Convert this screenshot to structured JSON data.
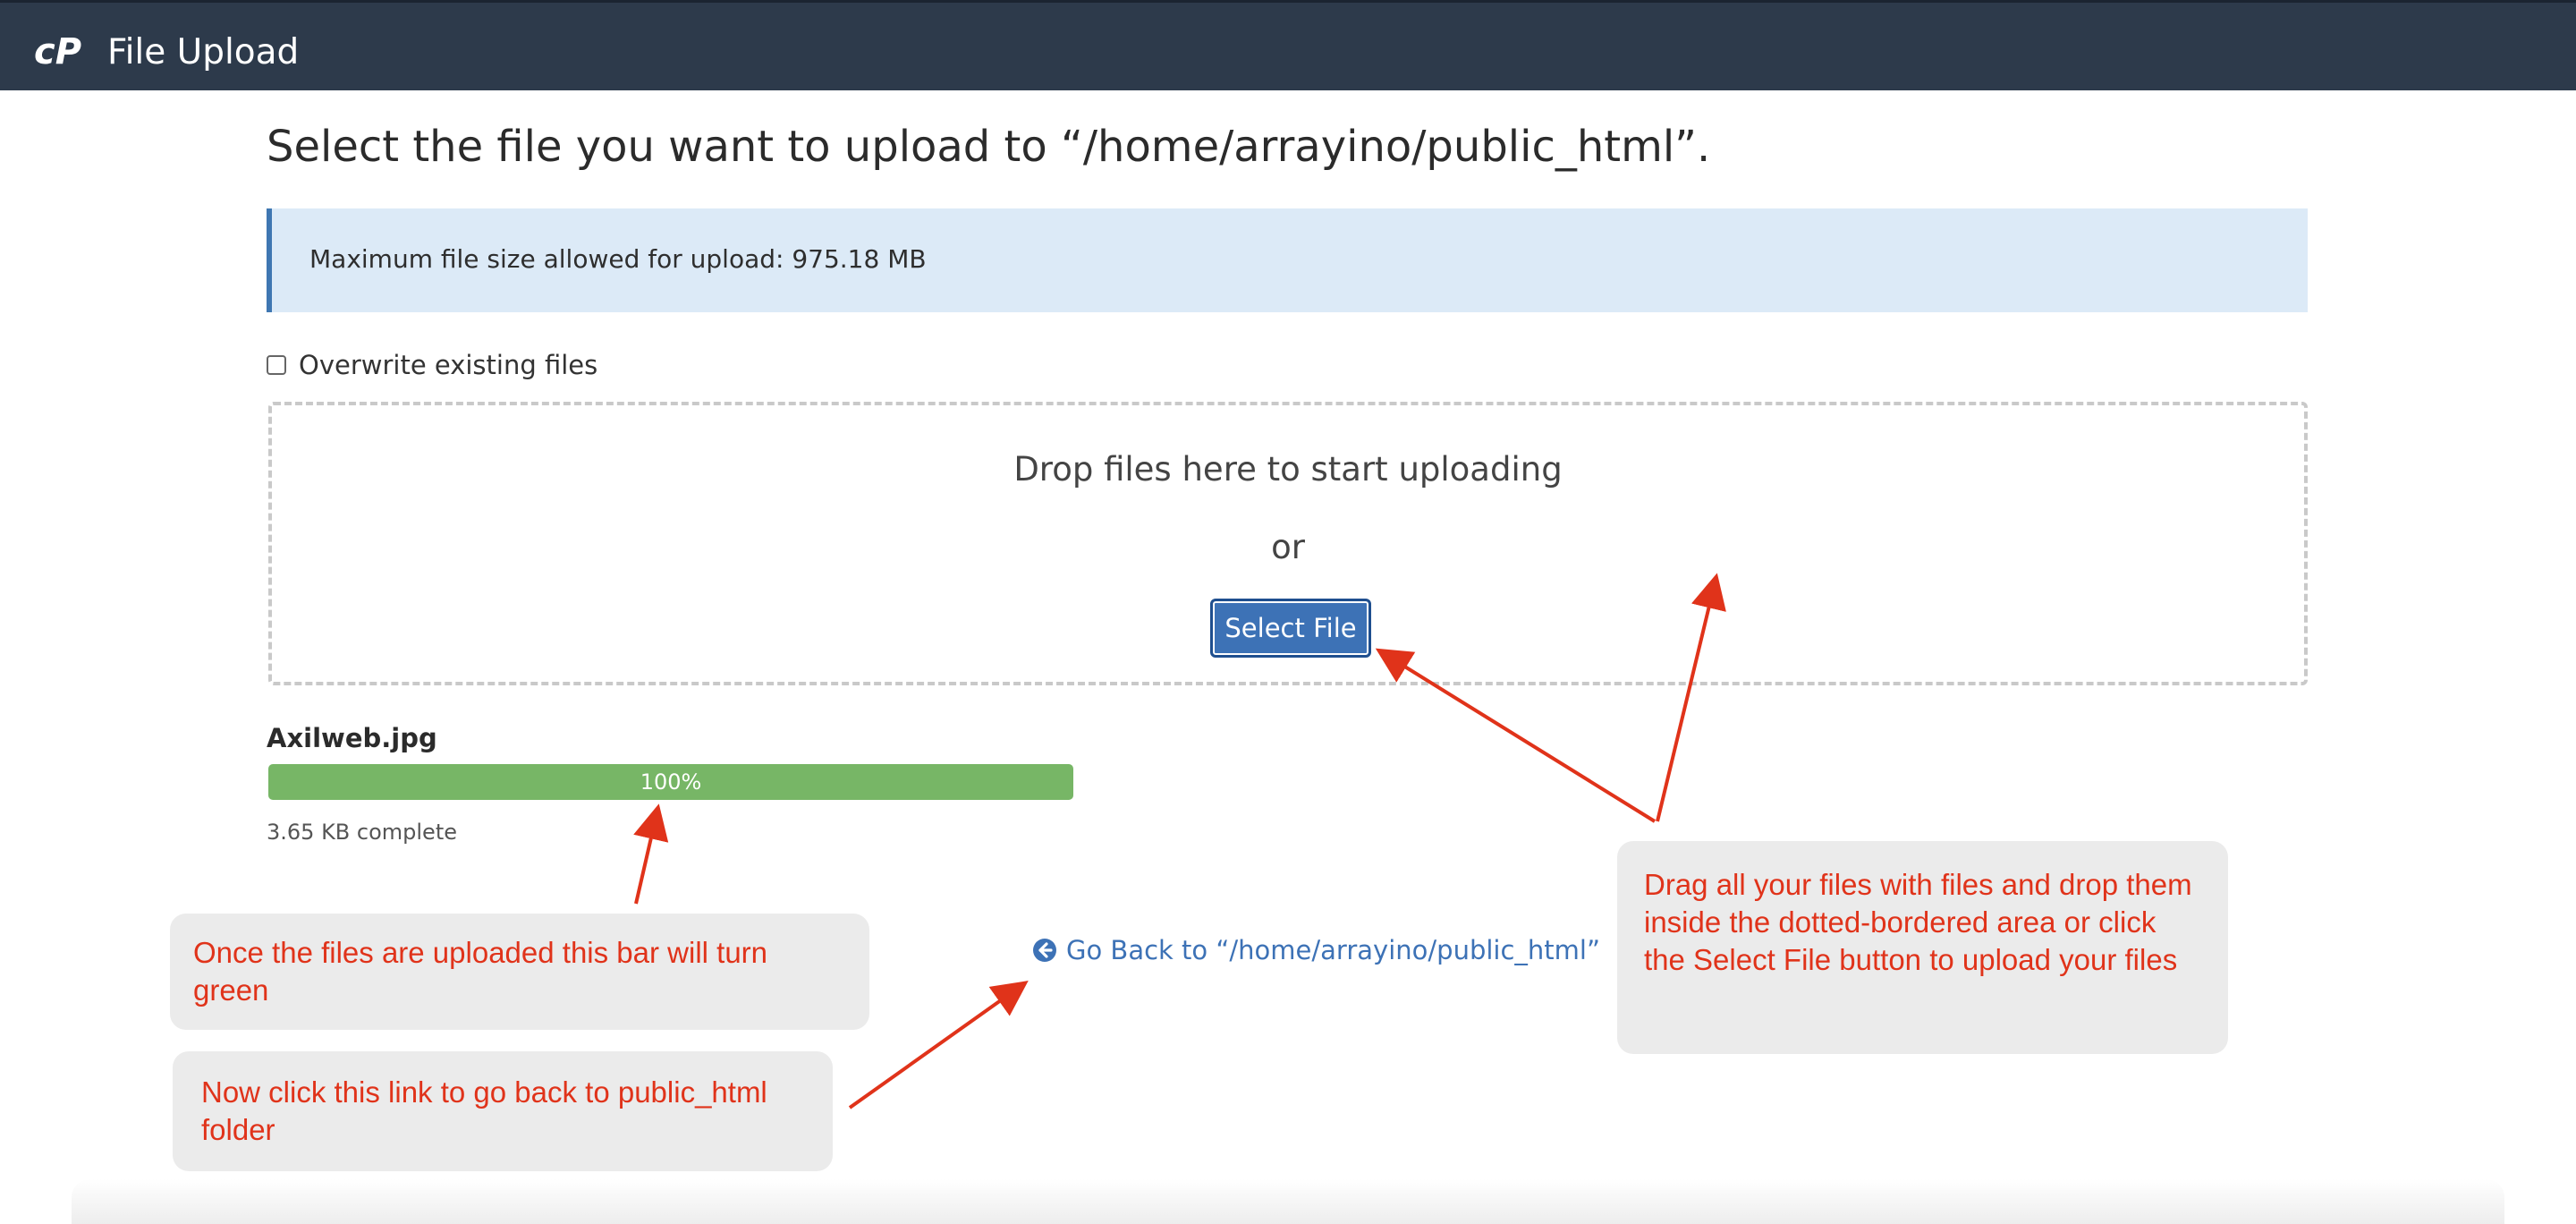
{
  "header": {
    "title": "File Upload",
    "logo_icon": "cpanel-logo-icon"
  },
  "main": {
    "heading": "Select the file you want to upload to “/home/arrayino/public_html”.",
    "info": "Maximum file size allowed for upload: 975.18 MB",
    "overwrite_label": "Overwrite existing files",
    "overwrite_checked": false,
    "dropzone": {
      "text": "Drop files here to start uploading",
      "or": "or",
      "select_button": "Select File"
    },
    "upload": {
      "file_name": "Axilweb.jpg",
      "progress_label": "100%",
      "progress_percent": 100,
      "status": "3.65 KB complete"
    },
    "back_link": {
      "label": "Go Back to “/home/arrayino/public_html”",
      "icon": "arrow-circle-left-icon"
    }
  },
  "annotations": {
    "callout_progress": "Once the files are uploaded this bar will turn green",
    "callout_link": "Now click this link to go back to public_html folder",
    "callout_drag": "Drag all your files with files and drop them inside the dotted-bordered area or click the Select File button to upload your files"
  },
  "colors": {
    "header_bg": "#2d3a4b",
    "info_bg": "#dceaf7",
    "info_border": "#3f77b2",
    "button_bg": "#3d72b6",
    "progress_fill": "#77b666",
    "link": "#3d72b6",
    "annotation_text": "#e0331a",
    "annotation_bg": "#ebebeb"
  }
}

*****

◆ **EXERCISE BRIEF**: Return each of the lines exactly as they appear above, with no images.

◆ **EXPECTED ANSWER**:
Convert this screenshot to structured JSON data.
{
  "header": {
    "title": "File Upload",
    "logo_icon": "cpanel-logo-icon"
  },
  "main": {
    "heading": "Select the file you want to upload to “/home/arrayino/public_html”.",
    "info": "Maximum file size allowed for upload: 975.18 MB",
    "overwrite_label": "Overwrite existing files",
    "overwrite_checked": false,
    "dropzone": {
      "text": "Drop files here to start uploading",
      "or": "or",
      "select_button": "Select File"
    },
    "upload": {
      "file_name": "Axilweb.jpg",
      "progress_label": "100%",
      "progress_percent": 100,
      "status": "3.65 KB complete"
    },
    "back_link": {
      "label": "Go Back to “/home/arrayino/public_html”",
      "icon": "arrow-circle-left-icon"
    }
  },
  "annotations": {
    "callout_progress": "Once the files are uploaded this bar will turn green",
    "callout_link": "Now click this link to go back to public_html folder",
    "callout_drag": "Drag all your files with files and drop them inside the dotted-bordered area or click the Select File button to upload your files"
  },
  "colors": {
    "header_bg": "#2d3a4b",
    "info_bg": "#dceaf7",
    "info_border": "#3f77b2",
    "button_bg": "#3d72b6",
    "progress_fill": "#77b666",
    "link": "#3d72b6",
    "annotation_text": "#e0331a",
    "annotation_bg": "#ebebeb"
  }
}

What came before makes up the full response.